_GIVEN INFORMATION_:
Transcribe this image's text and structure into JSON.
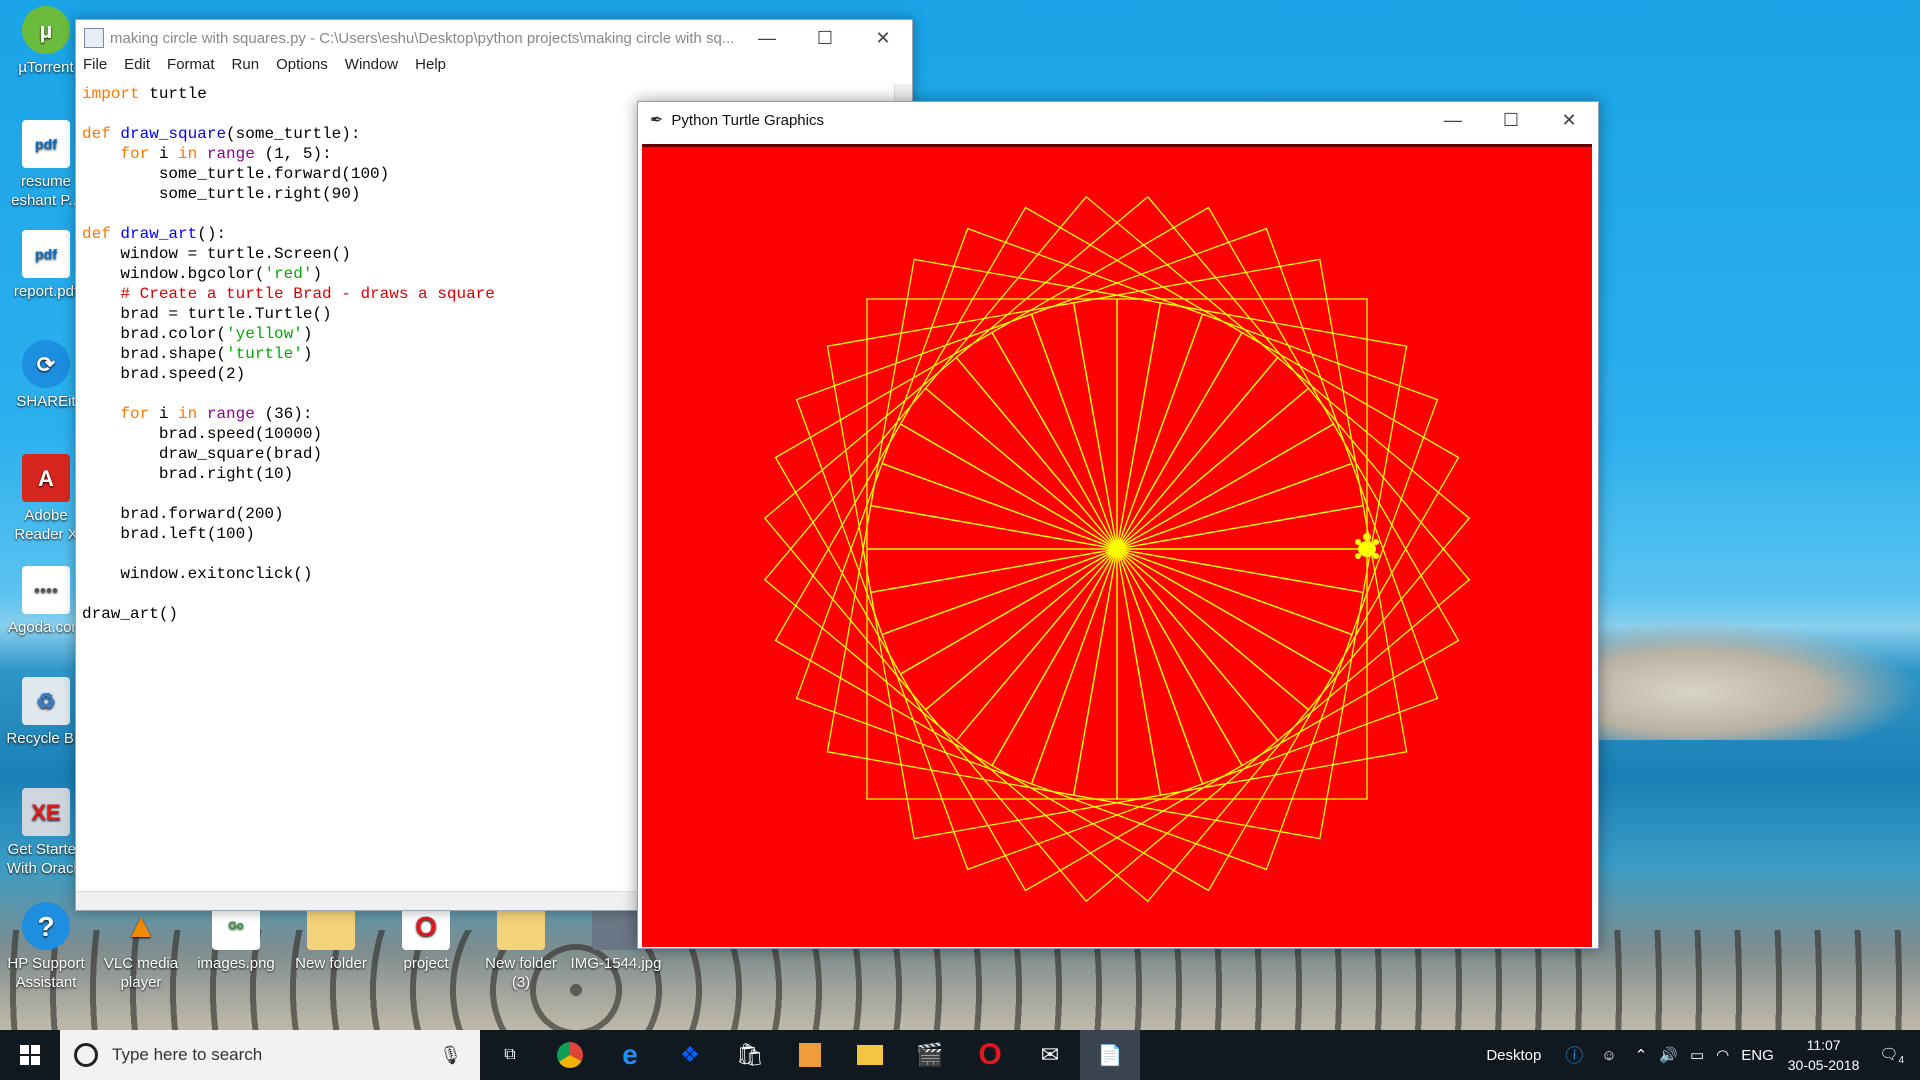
{
  "desktop_icons": [
    {
      "label": "µTorrent"
    },
    {
      "label": "resume eshant P..."
    },
    {
      "label": "report.pdf"
    },
    {
      "label": "SHAREit"
    },
    {
      "label": "Adobe Reader X"
    },
    {
      "label": "Agoda.com"
    },
    {
      "label": "Recycle Bin"
    },
    {
      "label": "Get Started With Oracle"
    },
    {
      "label": "HP Support Assistant"
    },
    {
      "label": "VLC media player"
    },
    {
      "label": "images.png"
    },
    {
      "label": "New folder"
    },
    {
      "label": "project"
    },
    {
      "label": "New folder (3)"
    },
    {
      "label": "IMG-1544.jpg"
    }
  ],
  "editor": {
    "title": "making circle with squares.py - C:\\Users\\eshu\\Desktop\\python projects\\making circle with sq...",
    "menu": [
      "File",
      "Edit",
      "Format",
      "Run",
      "Options",
      "Window",
      "Help"
    ]
  },
  "turtle_window": {
    "title": "Python Turtle Graphics",
    "bg_color": "#ff0000",
    "pen_color": "#ffff00"
  },
  "taskbar": {
    "search_placeholder": "Type here to search",
    "desktop_label": "Desktop",
    "language": "ENG",
    "time": "11:07",
    "date": "30-05-2018",
    "notification_count": "4"
  }
}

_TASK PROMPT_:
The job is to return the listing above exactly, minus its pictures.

_ANSWER TO THE EXERCISE_:
Transcribe this image's text and structure into JSON.
{
  "desktop_icons": [
    {
      "label": "µTorrent"
    },
    {
      "label": "resume eshant P..."
    },
    {
      "label": "report.pdf"
    },
    {
      "label": "SHAREit"
    },
    {
      "label": "Adobe Reader X"
    },
    {
      "label": "Agoda.com"
    },
    {
      "label": "Recycle Bin"
    },
    {
      "label": "Get Started With Oracle"
    },
    {
      "label": "HP Support Assistant"
    },
    {
      "label": "VLC media player"
    },
    {
      "label": "images.png"
    },
    {
      "label": "New folder"
    },
    {
      "label": "project"
    },
    {
      "label": "New folder (3)"
    },
    {
      "label": "IMG-1544.jpg"
    }
  ],
  "editor": {
    "title": "making circle with squares.py - C:\\Users\\eshu\\Desktop\\python projects\\making circle with sq...",
    "menu": [
      "File",
      "Edit",
      "Format",
      "Run",
      "Options",
      "Window",
      "Help"
    ]
  },
  "turtle_window": {
    "title": "Python Turtle Graphics",
    "bg_color": "#ff0000",
    "pen_color": "#ffff00"
  },
  "taskbar": {
    "search_placeholder": "Type here to search",
    "desktop_label": "Desktop",
    "language": "ENG",
    "time": "11:07",
    "date": "30-05-2018",
    "notification_count": "4"
  }
}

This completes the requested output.